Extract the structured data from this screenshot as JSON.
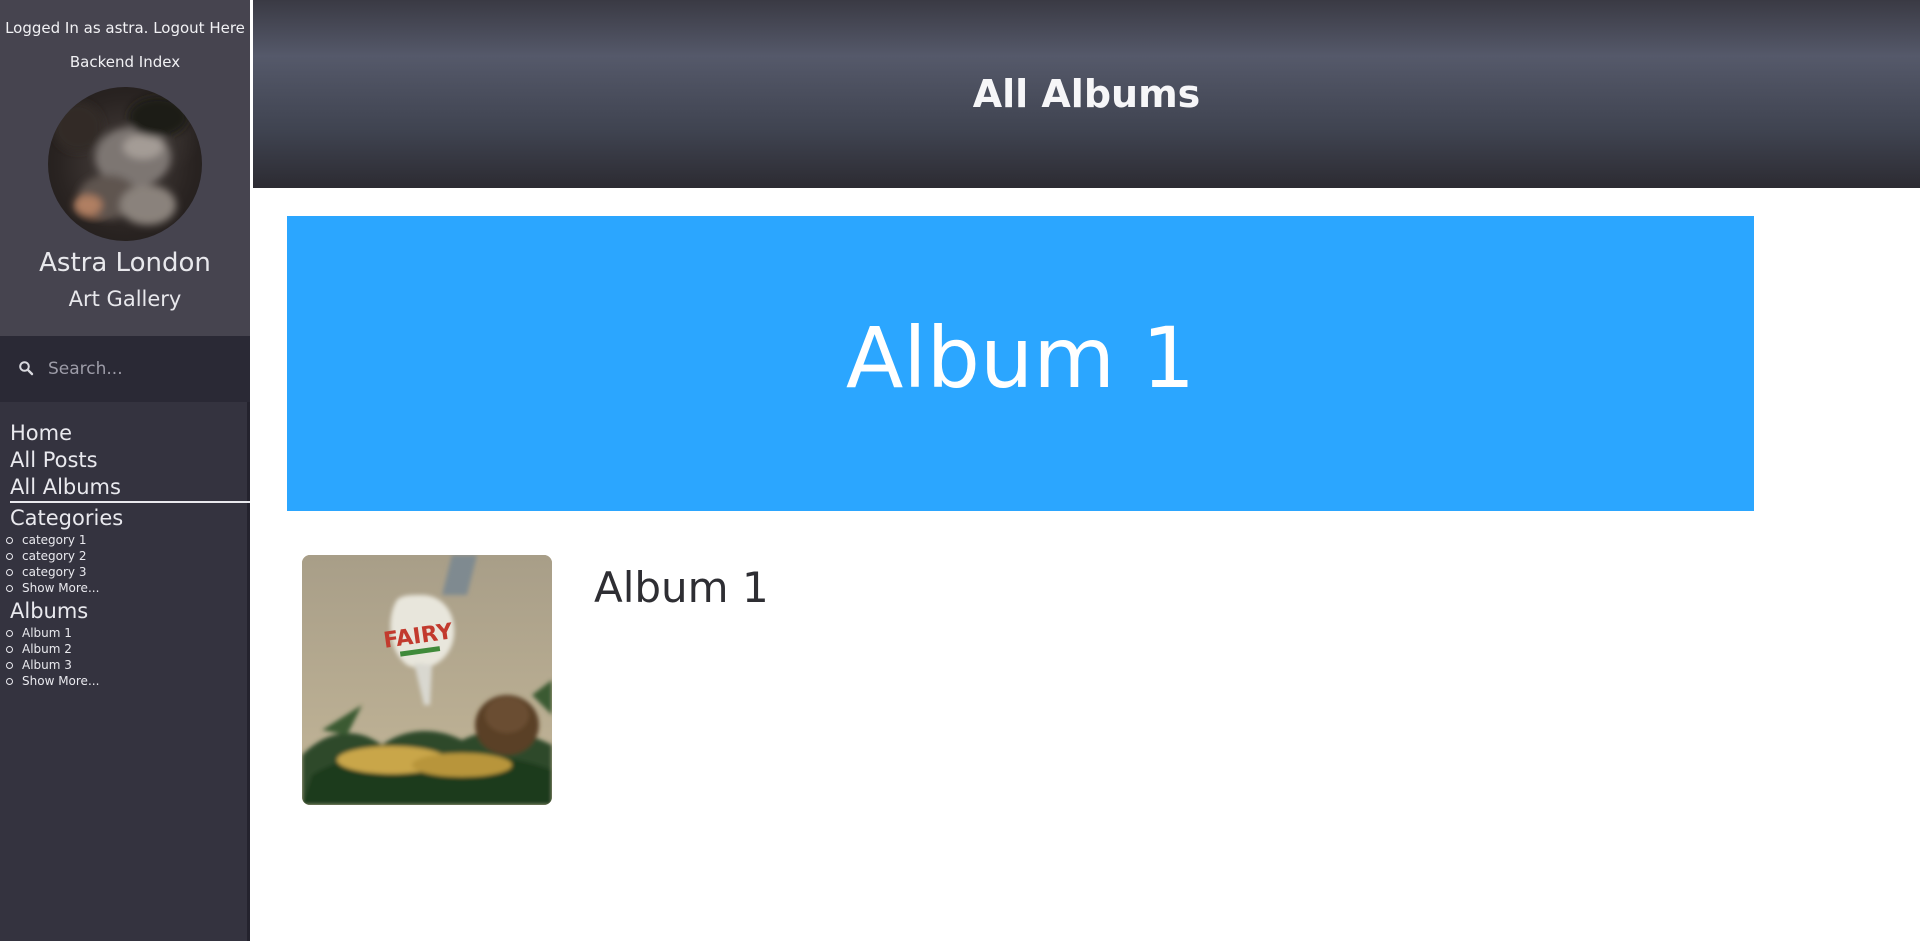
{
  "sidebar": {
    "login_text": "Logged In as astra.",
    "logout_label": "Logout Here",
    "backend_index_label": "Backend Index",
    "site_name": "Astra London",
    "site_subtitle": "Art Gallery",
    "search": {
      "placeholder": "Search..."
    },
    "nav": {
      "home": "Home",
      "all_posts": "All Posts",
      "all_albums": "All Albums",
      "categories_heading": "Categories",
      "categories": [
        "category 1",
        "category 2",
        "category 3",
        "Show More..."
      ],
      "albums_heading": "Albums",
      "albums": [
        "Album 1",
        "Album 2",
        "Album 3",
        "Show More..."
      ]
    }
  },
  "header": {
    "title": "All Albums"
  },
  "main": {
    "banner_title": "Album 1",
    "album": {
      "name": "Album 1",
      "thumbnail_text": "FAIRY"
    }
  },
  "colors": {
    "sidebar_bg": "#34333f",
    "sidebar_top_bg": "#46444f",
    "banner_bg": "#2ba6ff"
  }
}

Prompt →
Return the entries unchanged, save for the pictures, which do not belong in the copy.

Task result →
Extract the structured data from this screenshot as JSON.
{
  "sidebar": {
    "login_text": "Logged In as astra.",
    "logout_label": "Logout Here",
    "backend_index_label": "Backend Index",
    "site_name": "Astra London",
    "site_subtitle": "Art Gallery",
    "search": {
      "placeholder": "Search..."
    },
    "nav": {
      "home": "Home",
      "all_posts": "All Posts",
      "all_albums": "All Albums",
      "categories_heading": "Categories",
      "categories": [
        "category 1",
        "category 2",
        "category 3",
        "Show More..."
      ],
      "albums_heading": "Albums",
      "albums": [
        "Album 1",
        "Album 2",
        "Album 3",
        "Show More..."
      ]
    }
  },
  "header": {
    "title": "All Albums"
  },
  "main": {
    "banner_title": "Album 1",
    "album": {
      "name": "Album 1",
      "thumbnail_text": "FAIRY"
    }
  },
  "colors": {
    "sidebar_bg": "#34333f",
    "sidebar_top_bg": "#46444f",
    "banner_bg": "#2ba6ff"
  }
}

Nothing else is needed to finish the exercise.